Given growing concerns between the United States and Russia on cybersecurity issues and hacking incidents, technical exchanges on nuclear warhead inventory management could offer a positive area of cooperation between the two countries. The United States and Russia worked together on the AICMS program to design and implement hardware, software, and facility enhancements to provide protection against potential hackers. Both countries agreed that warhead inventory management systems ought to be provided with the highest possible level of protection – even going so far as to protect against each other’s capabilities. Such exchanges could enhance common nuclear warhead security objectives and could lead to a potential agreement to refrain from any actions that could impact on inventory management. Further, this cooperation could provide a foundation for future agreements to enhance protections of other critical electronic infrastructure such as Command Control and Communications systems that neither party would want to be vulnerable to attacks from any party.
This is also an area of mutual interest that has overlap with arms control. If the United States and Russia were willing to consider an agreement to share data on nuclear warhead inventories, or perhaps to agree on warhead limitations, the mutual experience of our AICMS and DIAMONDS technical teams could provide a strong basis for technical negotiations. We understand how each of our inventory management systems work and we know that technical data exchanges would have to be derived from the way those systems work, the data that they track, and how they track that data. If there were to be an agreement on nuclear warhead limitations, it would have to account for warhead passport data to uniquely identify individual warheads if they were to be tracked.
Perhaps the most important consideration when looking back at these inventory management exchanges is the knowledge and confidence that each side should have on the capabilities of the other side to track and manage its current nuclear warhead stockpile. We should be confident in each sides’ ability to respond to the opening scenario involving a rogue report of a problem associated with warhead inventory data or reports of a missing warhead.
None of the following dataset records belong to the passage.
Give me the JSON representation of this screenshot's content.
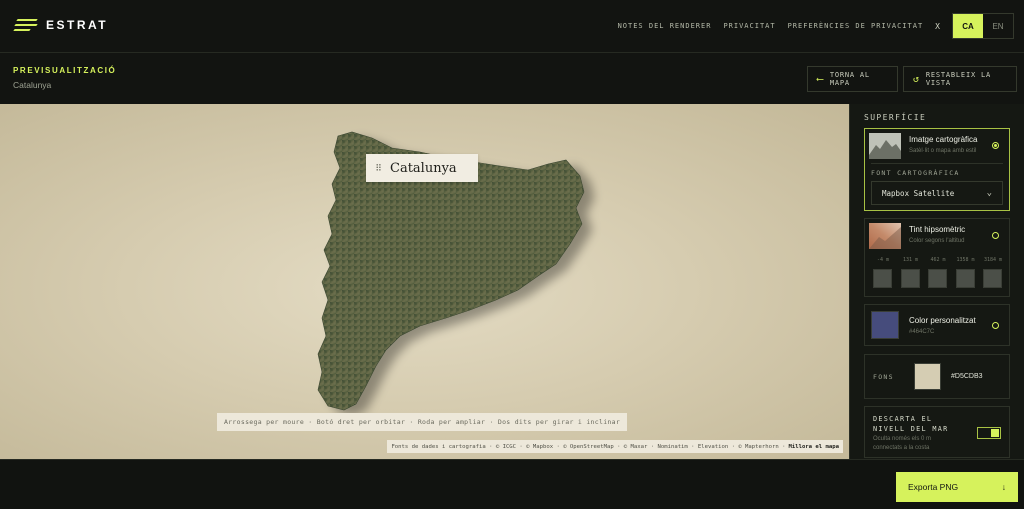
{
  "brand": {
    "name": "ESTRAT",
    "accent": "#d6f25c"
  },
  "nav": {
    "renderer_notes": "NOTES DEL RENDERER",
    "privacy": "PRIVACITAT",
    "privacy_prefs": "PREFERÈNCIES DE PRIVACITAT",
    "close": "X",
    "lang_active": "CA",
    "lang_other": "EN"
  },
  "preview": {
    "title": "PREVISUALITZACIÓ",
    "region": "Catalunya",
    "back_button": "TORNA AL MAPA",
    "reset_button": "RESTABLEIX LA VISTA"
  },
  "map": {
    "label": "Catalunya",
    "hint": "Arrossega per moure · Botó dret per orbitar · Roda per ampliar · Dos dits per girar i inclinar",
    "attribution": "Fonts de dades i cartografia · © ICGC · © Mapbox · © OpenStreetMap · © Maxar · Nominatim · Elevation · © Mapterhorn ·",
    "improve_link": "Millora el mapa"
  },
  "panel": {
    "title": "SUPERFÍCIE",
    "imagery": {
      "name": "Imatge cartogràfica",
      "desc": "Satèl·lit o mapa amb estil",
      "source_label": "FONT CARTOGRÀFICA",
      "source_value": "Mapbox Satellite",
      "selected": true
    },
    "hypso": {
      "name": "Tint hipsomètric",
      "desc": "Color segons l'altitud",
      "stops": [
        "-4 m",
        "131 m",
        "462 m",
        "1358 m",
        "3184 m"
      ]
    },
    "custom": {
      "name": "Color personalitzat",
      "hex": "#464C7C",
      "color": "#464c7c"
    },
    "background": {
      "label": "FONS",
      "hex": "#D5CDB3",
      "color": "#d5cdb3"
    },
    "sea": {
      "title": "DESCARTA EL NIVELL DEL MAR",
      "desc": "Oculta només els 0 m connectats a la costa",
      "enabled": true
    }
  },
  "export": {
    "label": "Exporta PNG",
    "icon": "arrow-down-icon"
  }
}
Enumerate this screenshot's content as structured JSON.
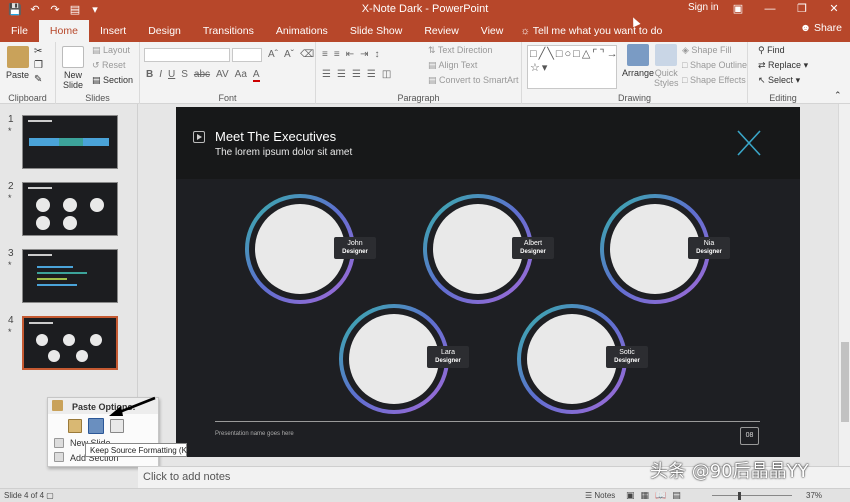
{
  "app": {
    "title": "X-Note Dark  -  PowerPoint",
    "signin": "Sign in",
    "share": "Share",
    "window_controls": [
      "ribbon-display",
      "minimize",
      "restore",
      "close"
    ]
  },
  "tabs": [
    "File",
    "Home",
    "Insert",
    "Design",
    "Transitions",
    "Animations",
    "Slide Show",
    "Review",
    "View"
  ],
  "active_tab": "Home",
  "tell_me": "Tell me what you want to do",
  "ribbon": {
    "clipboard": {
      "label": "Clipboard",
      "paste": "Paste"
    },
    "slides": {
      "label": "Slides",
      "new_slide": "New",
      "new_slide_2": "Slide",
      "layout": "Layout",
      "reset": "Reset",
      "section": "Section"
    },
    "font": {
      "label": "Font",
      "buttons": [
        "B",
        "I",
        "U",
        "S",
        "abc",
        "AV",
        "Aa",
        "A"
      ]
    },
    "paragraph": {
      "label": "Paragraph",
      "text_direction": "Text Direction",
      "align_text": "Align Text",
      "convert": "Convert to SmartArt"
    },
    "drawing": {
      "label": "Drawing",
      "arrange": "Arrange",
      "quick_styles": "Quick",
      "quick_styles_2": "Styles",
      "shape_fill": "Shape Fill",
      "shape_outline": "Shape Outline",
      "shape_effects": "Shape Effects"
    },
    "editing": {
      "label": "Editing",
      "find": "Find",
      "replace": "Replace",
      "select": "Select"
    }
  },
  "thumbnails": [
    {
      "num": "1",
      "star": "*"
    },
    {
      "num": "2",
      "star": "*"
    },
    {
      "num": "3",
      "star": "*"
    },
    {
      "num": "4",
      "star": "*"
    }
  ],
  "slide": {
    "title": "Meet The Executives",
    "subtitle": "The lorem ipsum dolor sit amet",
    "people": [
      {
        "name": "John",
        "role": "Designer"
      },
      {
        "name": "Albert",
        "role": "Designer"
      },
      {
        "name": "Nia",
        "role": "Designer"
      },
      {
        "name": "Lara",
        "role": "Designer"
      },
      {
        "name": "Sotic",
        "role": "Designer"
      }
    ],
    "footer": "Presentation name goes here",
    "page": "08"
  },
  "context_menu": {
    "header": "Paste Options:",
    "items": [
      "New Slide",
      "Add Section"
    ]
  },
  "tooltip": "Keep Source Formatting (K)",
  "notes": "Click to add notes",
  "status": {
    "slide_info": "Slide 4 of 4",
    "notes": "Notes",
    "zoom": "37%"
  },
  "watermark": "头条 @90后晶晶YY",
  "colors": {
    "accent": "#b7472a",
    "slide_bg": "#1e1f23",
    "ring_start": "#36b3a8",
    "ring_end": "#a66ad8"
  }
}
The countries have the ability to confirm and present evidence showing that all warheads are thoroughly tracked in real time.